**Source data**
------------------------------------

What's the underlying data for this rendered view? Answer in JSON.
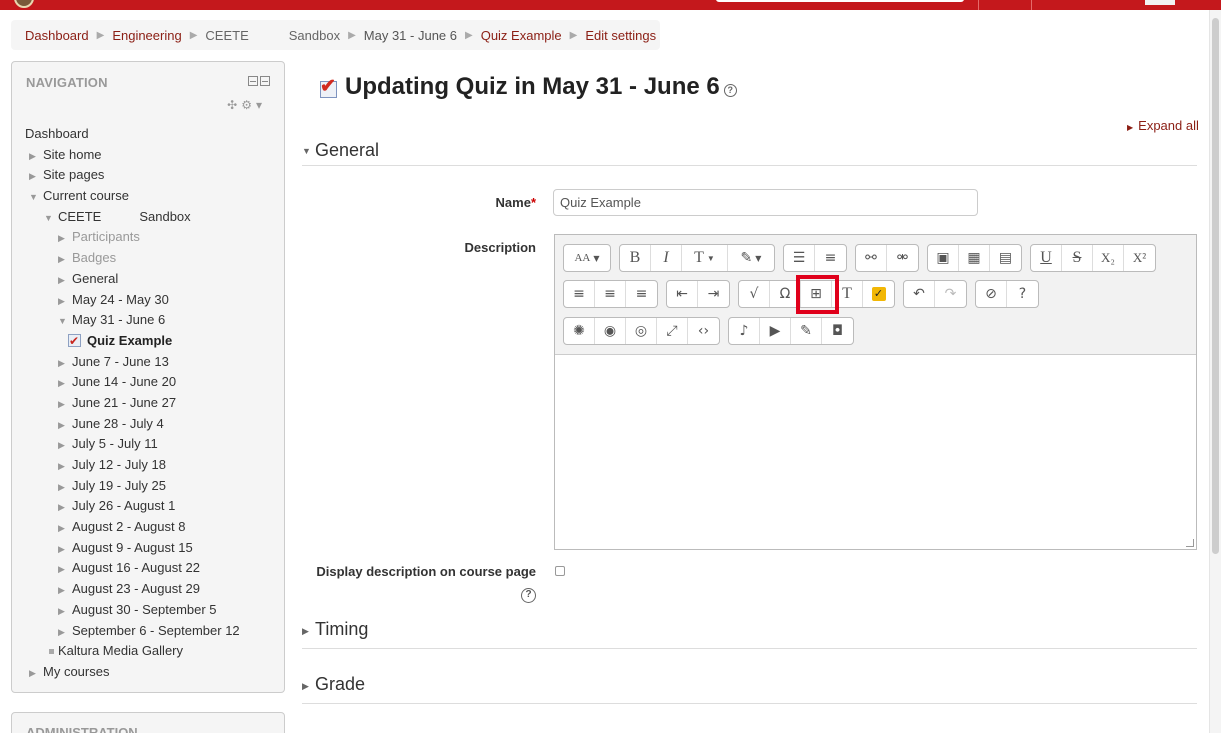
{
  "breadcrumb": {
    "items": [
      {
        "label": "Dashboard"
      },
      {
        "label": "Engineering"
      },
      {
        "label": "CEETE"
      },
      {
        "label": "Sandbox"
      },
      {
        "label": "May 31 - June 6"
      },
      {
        "label": "Quiz Example"
      },
      {
        "label": "Edit settings"
      }
    ]
  },
  "nav": {
    "title": "NAVIGATION",
    "tree": [
      {
        "label": "Dashboard"
      },
      {
        "label": "Site home"
      },
      {
        "label": "Site pages"
      },
      {
        "label": "Current course"
      },
      {
        "label": "CEETE",
        "label2": "Sandbox"
      },
      {
        "label": "Participants"
      },
      {
        "label": "Badges"
      },
      {
        "label": "General"
      },
      {
        "label": "May 24 - May 30"
      },
      {
        "label": "May 31 - June 6"
      },
      {
        "label": "Quiz Example"
      },
      {
        "label": "June 7 - June 13"
      },
      {
        "label": "June 14 - June 20"
      },
      {
        "label": "June 21 - June 27"
      },
      {
        "label": "June 28 - July 4"
      },
      {
        "label": "July 5 - July 11"
      },
      {
        "label": "July 12 - July 18"
      },
      {
        "label": "July 19 - July 25"
      },
      {
        "label": "July 26 - August 1"
      },
      {
        "label": "August 2 - August 8"
      },
      {
        "label": "August 9 - August 15"
      },
      {
        "label": "August 16 - August 22"
      },
      {
        "label": "August 23 - August 29"
      },
      {
        "label": "August 30 - September 5"
      },
      {
        "label": "September 6 - September 12"
      },
      {
        "label": "Kaltura Media Gallery"
      },
      {
        "label": "My courses"
      }
    ]
  },
  "admin": {
    "title": "ADMINISTRATION"
  },
  "page": {
    "title": "Updating Quiz in May 31 - June 6",
    "expand_all": "Expand all"
  },
  "sections": {
    "general": "General",
    "timing": "Timing",
    "grade": "Grade"
  },
  "form": {
    "name_label": "Name",
    "required_mark": "*",
    "name_value": "Quiz Example",
    "description_label": "Description",
    "display_desc_label": "Display description on course page"
  },
  "editor": {
    "icons": [
      "font-size-icon",
      "bold-icon",
      "italic-icon",
      "text-style-icon",
      "text-color-icon",
      "bullet-list-icon",
      "numbered-list-icon",
      "link-icon",
      "unlink-icon",
      "image-icon",
      "media-icon",
      "manage-files-icon",
      "underline-icon",
      "strikethrough-icon",
      "subscript-icon",
      "superscript-icon",
      "align-left-icon",
      "align-center-icon",
      "align-right-icon",
      "outdent-icon",
      "indent-icon",
      "equation-icon",
      "special-character-icon",
      "table-icon",
      "clear-formatting-icon",
      "kaltura-icon",
      "undo-icon",
      "redo-icon",
      "accessibility-checker-icon",
      "screenreader-helper-icon",
      "spellcheck-icon",
      "eye-icon",
      "preview-icon",
      "fullscreen-icon",
      "html-icon",
      "record-audio-icon",
      "record-video-icon",
      "draw-icon",
      "snapshot-icon"
    ]
  },
  "colors": {
    "brand_red": "#c4181c",
    "link": "#8b1e14",
    "highlight": "#e0001b"
  }
}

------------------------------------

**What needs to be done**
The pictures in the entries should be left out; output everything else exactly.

**Your solution**
What's the underlying data for this rendered view? Answer in JSON.
{
  "breadcrumb": {
    "items": [
      {
        "label": "Dashboard"
      },
      {
        "label": "Engineering"
      },
      {
        "label": "CEETE"
      },
      {
        "label": "Sandbox"
      },
      {
        "label": "May 31 - June 6"
      },
      {
        "label": "Quiz Example"
      },
      {
        "label": "Edit settings"
      }
    ]
  },
  "nav": {
    "title": "NAVIGATION",
    "tree": [
      {
        "label": "Dashboard"
      },
      {
        "label": "Site home"
      },
      {
        "label": "Site pages"
      },
      {
        "label": "Current course"
      },
      {
        "label": "CEETE",
        "label2": "Sandbox"
      },
      {
        "label": "Participants"
      },
      {
        "label": "Badges"
      },
      {
        "label": "General"
      },
      {
        "label": "May 24 - May 30"
      },
      {
        "label": "May 31 - June 6"
      },
      {
        "label": "Quiz Example"
      },
      {
        "label": "June 7 - June 13"
      },
      {
        "label": "June 14 - June 20"
      },
      {
        "label": "June 21 - June 27"
      },
      {
        "label": "June 28 - July 4"
      },
      {
        "label": "July 5 - July 11"
      },
      {
        "label": "July 12 - July 18"
      },
      {
        "label": "July 19 - July 25"
      },
      {
        "label": "July 26 - August 1"
      },
      {
        "label": "August 2 - August 8"
      },
      {
        "label": "August 9 - August 15"
      },
      {
        "label": "August 16 - August 22"
      },
      {
        "label": "August 23 - August 29"
      },
      {
        "label": "August 30 - September 5"
      },
      {
        "label": "September 6 - September 12"
      },
      {
        "label": "Kaltura Media Gallery"
      },
      {
        "label": "My courses"
      }
    ]
  },
  "admin": {
    "title": "ADMINISTRATION"
  },
  "page": {
    "title": "Updating Quiz in May 31 - June 6",
    "expand_all": "Expand all"
  },
  "sections": {
    "general": "General",
    "timing": "Timing",
    "grade": "Grade"
  },
  "form": {
    "name_label": "Name",
    "required_mark": "*",
    "name_value": "Quiz Example",
    "description_label": "Description",
    "display_desc_label": "Display description on course page"
  },
  "editor": {
    "icons": [
      "font-size-icon",
      "bold-icon",
      "italic-icon",
      "text-style-icon",
      "text-color-icon",
      "bullet-list-icon",
      "numbered-list-icon",
      "link-icon",
      "unlink-icon",
      "image-icon",
      "media-icon",
      "manage-files-icon",
      "underline-icon",
      "strikethrough-icon",
      "subscript-icon",
      "superscript-icon",
      "align-left-icon",
      "align-center-icon",
      "align-right-icon",
      "outdent-icon",
      "indent-icon",
      "equation-icon",
      "special-character-icon",
      "table-icon",
      "clear-formatting-icon",
      "kaltura-icon",
      "undo-icon",
      "redo-icon",
      "accessibility-checker-icon",
      "screenreader-helper-icon",
      "spellcheck-icon",
      "eye-icon",
      "preview-icon",
      "fullscreen-icon",
      "html-icon",
      "record-audio-icon",
      "record-video-icon",
      "draw-icon",
      "snapshot-icon"
    ]
  },
  "colors": {
    "brand_red": "#c4181c",
    "link": "#8b1e14",
    "highlight": "#e0001b"
  }
}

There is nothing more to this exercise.